Bingeability in podcasts is a different beast than in, say, a Netflix series. While many TV shows are designed to keep viewers on the couch for as long as possible, podcasts are made to fit in while listeners go about the business of their lives. People generally don’t sit down and ingest podcasts for uninterrupted hours on end the way they might with Big Little Lies, at least not unless a long road trip is involved. So it’s been unclear what Spotify hoped to accomplish with the curated playlists the company has been experimenting with lately. Aside from coast-to-coast car trips and perhaps putting together a best-of list to help introduce a friend to some favorite shows, there simply hasn’t been much of a case for a playlist of podcasts.
Something like Summer of ’69, however, is a natural fit for the feature: Fourteen thematically linked, carefully assembled episodes of Parcast shows to devour one after the other. (Although hopefully not in one sitting.)
Summer of ’69 is as much a calling card for Parcast’s diverse offerings as it is a flex for Spotify as a podcast medium. It makes the two entities joining forces feel more like an innovation-driven partnership than a straight-up acquisition.
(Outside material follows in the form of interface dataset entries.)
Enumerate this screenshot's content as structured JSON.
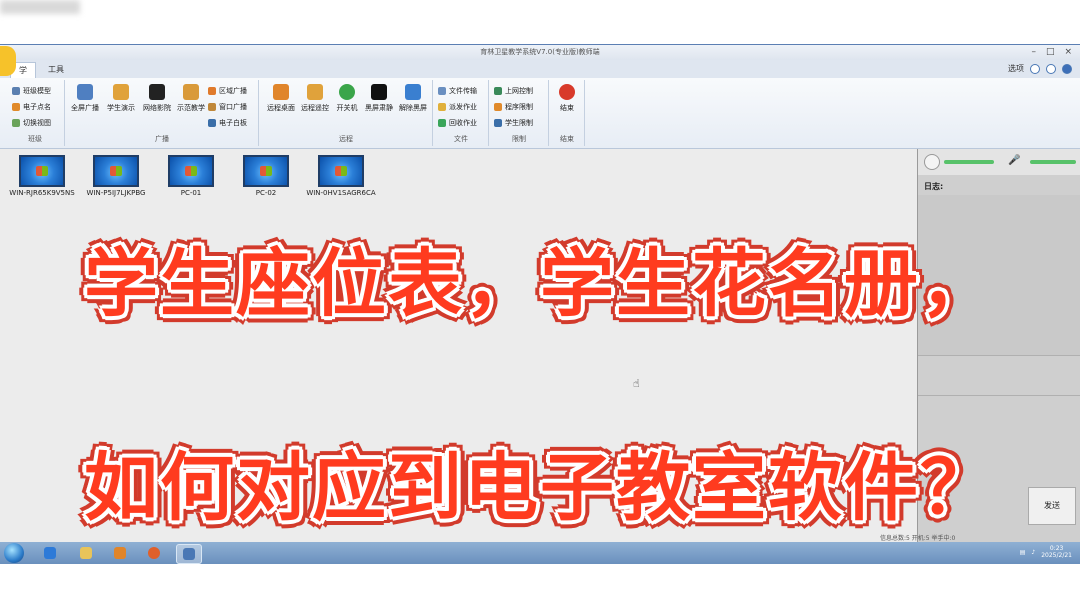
{
  "app": {
    "title": "育林卫星教学系统V7.0(专业版)教师端",
    "window_controls": [
      "–",
      "□",
      "×"
    ]
  },
  "tabs": [
    {
      "label": "学",
      "active": true
    },
    {
      "label": "工具",
      "active": false
    }
  ],
  "options_label": "选项",
  "ribbon": {
    "groups": [
      {
        "label": "班级",
        "items": [
          "班级模型",
          "电子点名",
          "切换视图"
        ]
      },
      {
        "label": "广播",
        "big_items": [
          "全屏广播",
          "学生演示",
          "网络影院",
          "示范教学"
        ],
        "small_items": [
          "区域广播",
          "窗口广播",
          "电子白板"
        ]
      },
      {
        "label": "远程",
        "big_items": [
          "远程桌面",
          "远程遥控",
          "开关机",
          "黑屏肃静",
          "解除黑屏"
        ]
      },
      {
        "label": "文件",
        "items": [
          "文件传输",
          "派发作业",
          "回收作业"
        ]
      },
      {
        "label": "限制",
        "items": [
          "上网控制",
          "程序限制",
          "学生限制"
        ]
      },
      {
        "label": "结束",
        "big_items": [
          "结束"
        ]
      }
    ]
  },
  "students": [
    {
      "name": "WIN-RJR65K9V5NS"
    },
    {
      "name": "WIN-P5IJ7LJKPBG"
    },
    {
      "name": "PC-01"
    },
    {
      "name": "PC-02"
    },
    {
      "name": "WIN-0HV1SAGR6CA"
    }
  ],
  "right_panel": {
    "log_label": "日志:",
    "send_button": "发送"
  },
  "status": {
    "text": "信息总数:5  开机:5  举手中:0",
    "time": "0:23",
    "date": "2025/2/21"
  },
  "overlay": {
    "line1": "学生座位表，学生花名册，",
    "line2": "如何对应到电子教室软件？"
  },
  "colors": {
    "overlay_text": "#ff3b1f",
    "overlay_outline": "#d23b2c",
    "taskbar": "#6a90bd",
    "ribbon_bg": "#e7edf5"
  }
}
“One thing that’s exciting about Spotify is they’re testing a lot of technology, and, quite frankly, we need a huge technological revolution in the podcast space, because we’re still using a lot of technologies from the early 2000s,” Cutler says. “It’s really exciting to be at the forefront of testing out whatever features come next.”
Listen free to Parcast’s Summer of ’69 on Spotify. New episodes from now through August 9.